The UK’s Information Commissioner’s Office (ICO) has ordered Cambridge Analytica to hand a US voter all personal information the company holds about him.
The order was issued on Friday and paves the way for as many as 240 million Americans on whom Cambridge Analytica claims to have data, to file similar requests, according to a Guardian newspaper report.
Cambridge Analytica and its UK parent SCL Elections Ltd on Wednesday said they would cease operations and begin bankruptcy proceedings. Both firms were at the centre of the Facebook user data scandal.
Regardless, the ICO order gives SCL Elections 30 days to comply with the order or appeal, or face a criminal prosecution.
“We are aware of recent media reports concerning Cambridge Analytica’s future but whether or not the people behind the company decide to fold their operation, a continued refusal to engage with the ICO will potentially breach an Enforcement Notice and that then becomes a criminal matter,” Elizabeth Denham, the information commissioner, said in a statement.
The order follows a complaint lodged by US academic David Carroll. Under UK data protection law, he had filed a request for his data in January 2017 and had received a response in March.
The response included a ranking on a scale of one to 10 of the importance for Carroll of issues including gun rights, immigration and the environment as well as his likely voting preference.
Dissatisfied that he had been given all of the personal data held about him by the company, or an explanation of where the data had come from, Carroll complained to ICO.
On September 26, SCL Elections wrote to ICO saying that because Carroll was not a UK citizen, he was no more entitled to make a so-called subject access request under the data protection act “than a member of the Taliban sitting in a cave in the remotest corner of Afghanistan”, ICO’s legal notice said.
The Friday order by ICO contradicts this position and orders SCL Elections to provide Carroll with a description of his personal data, as well as the purposes the data was processed for and the source of the data.

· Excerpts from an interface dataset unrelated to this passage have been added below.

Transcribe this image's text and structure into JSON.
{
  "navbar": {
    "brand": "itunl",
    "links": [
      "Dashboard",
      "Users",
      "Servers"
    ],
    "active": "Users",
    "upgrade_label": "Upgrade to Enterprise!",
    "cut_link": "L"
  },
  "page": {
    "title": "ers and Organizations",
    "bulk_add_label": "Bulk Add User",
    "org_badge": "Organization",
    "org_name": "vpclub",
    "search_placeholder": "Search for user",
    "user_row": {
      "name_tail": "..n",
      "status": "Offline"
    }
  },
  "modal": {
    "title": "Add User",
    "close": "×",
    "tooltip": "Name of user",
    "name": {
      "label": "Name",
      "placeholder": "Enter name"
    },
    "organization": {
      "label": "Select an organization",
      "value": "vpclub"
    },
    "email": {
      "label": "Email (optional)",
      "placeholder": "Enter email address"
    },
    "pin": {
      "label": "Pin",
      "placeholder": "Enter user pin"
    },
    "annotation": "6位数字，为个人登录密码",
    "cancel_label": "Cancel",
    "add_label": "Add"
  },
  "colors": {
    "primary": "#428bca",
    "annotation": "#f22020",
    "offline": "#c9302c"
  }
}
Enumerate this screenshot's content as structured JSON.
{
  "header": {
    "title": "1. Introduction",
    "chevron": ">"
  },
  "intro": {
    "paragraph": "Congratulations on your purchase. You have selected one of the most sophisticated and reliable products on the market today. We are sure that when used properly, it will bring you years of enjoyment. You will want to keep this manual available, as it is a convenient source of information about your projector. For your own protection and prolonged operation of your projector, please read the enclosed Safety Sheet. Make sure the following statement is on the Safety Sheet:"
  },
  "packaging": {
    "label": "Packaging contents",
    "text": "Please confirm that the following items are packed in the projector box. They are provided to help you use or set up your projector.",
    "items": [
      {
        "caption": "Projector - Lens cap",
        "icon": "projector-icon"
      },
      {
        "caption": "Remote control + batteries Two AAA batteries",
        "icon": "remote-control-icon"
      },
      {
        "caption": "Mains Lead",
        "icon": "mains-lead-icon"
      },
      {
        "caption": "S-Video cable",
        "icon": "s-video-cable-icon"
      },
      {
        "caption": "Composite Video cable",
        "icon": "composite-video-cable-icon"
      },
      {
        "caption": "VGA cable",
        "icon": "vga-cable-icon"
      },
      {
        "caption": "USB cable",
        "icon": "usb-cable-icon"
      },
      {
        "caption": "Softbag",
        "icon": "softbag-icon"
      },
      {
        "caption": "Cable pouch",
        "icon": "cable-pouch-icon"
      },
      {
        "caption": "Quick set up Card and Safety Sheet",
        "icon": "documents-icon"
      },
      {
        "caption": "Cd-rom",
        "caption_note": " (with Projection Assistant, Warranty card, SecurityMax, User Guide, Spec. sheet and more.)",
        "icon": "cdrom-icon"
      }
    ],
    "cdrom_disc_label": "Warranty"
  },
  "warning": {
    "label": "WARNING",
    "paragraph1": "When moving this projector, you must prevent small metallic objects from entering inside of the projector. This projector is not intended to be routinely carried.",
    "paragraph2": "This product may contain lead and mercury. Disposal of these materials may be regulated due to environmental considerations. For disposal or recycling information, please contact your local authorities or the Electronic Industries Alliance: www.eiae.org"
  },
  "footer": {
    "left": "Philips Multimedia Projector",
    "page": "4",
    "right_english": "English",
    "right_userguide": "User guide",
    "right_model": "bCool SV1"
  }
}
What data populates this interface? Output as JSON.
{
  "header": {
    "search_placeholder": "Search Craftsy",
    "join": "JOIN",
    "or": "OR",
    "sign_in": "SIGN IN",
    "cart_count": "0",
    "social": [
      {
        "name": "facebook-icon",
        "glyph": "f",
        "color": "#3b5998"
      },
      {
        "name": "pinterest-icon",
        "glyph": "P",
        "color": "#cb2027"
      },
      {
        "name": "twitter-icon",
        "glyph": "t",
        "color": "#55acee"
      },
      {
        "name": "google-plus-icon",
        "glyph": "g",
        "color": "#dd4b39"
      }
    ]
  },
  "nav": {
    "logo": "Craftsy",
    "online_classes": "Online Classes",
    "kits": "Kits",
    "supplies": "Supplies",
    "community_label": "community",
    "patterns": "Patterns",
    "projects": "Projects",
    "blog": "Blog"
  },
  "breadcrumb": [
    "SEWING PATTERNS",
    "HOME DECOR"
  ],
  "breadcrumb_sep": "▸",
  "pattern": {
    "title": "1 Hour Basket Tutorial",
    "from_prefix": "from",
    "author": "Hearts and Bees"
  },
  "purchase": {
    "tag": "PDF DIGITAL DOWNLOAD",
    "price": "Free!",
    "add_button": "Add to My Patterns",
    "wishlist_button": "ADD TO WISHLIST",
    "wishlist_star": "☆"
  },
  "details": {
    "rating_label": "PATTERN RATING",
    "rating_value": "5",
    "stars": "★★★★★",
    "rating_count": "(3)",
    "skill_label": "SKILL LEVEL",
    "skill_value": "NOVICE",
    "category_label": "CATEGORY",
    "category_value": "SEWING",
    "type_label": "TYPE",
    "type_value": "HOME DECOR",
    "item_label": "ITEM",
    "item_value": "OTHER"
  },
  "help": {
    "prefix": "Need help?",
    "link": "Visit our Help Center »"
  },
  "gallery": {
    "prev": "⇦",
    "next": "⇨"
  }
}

“This should solve a lot of mysteries about what the company did with data and where it got it from,” Carroll told the Guardian.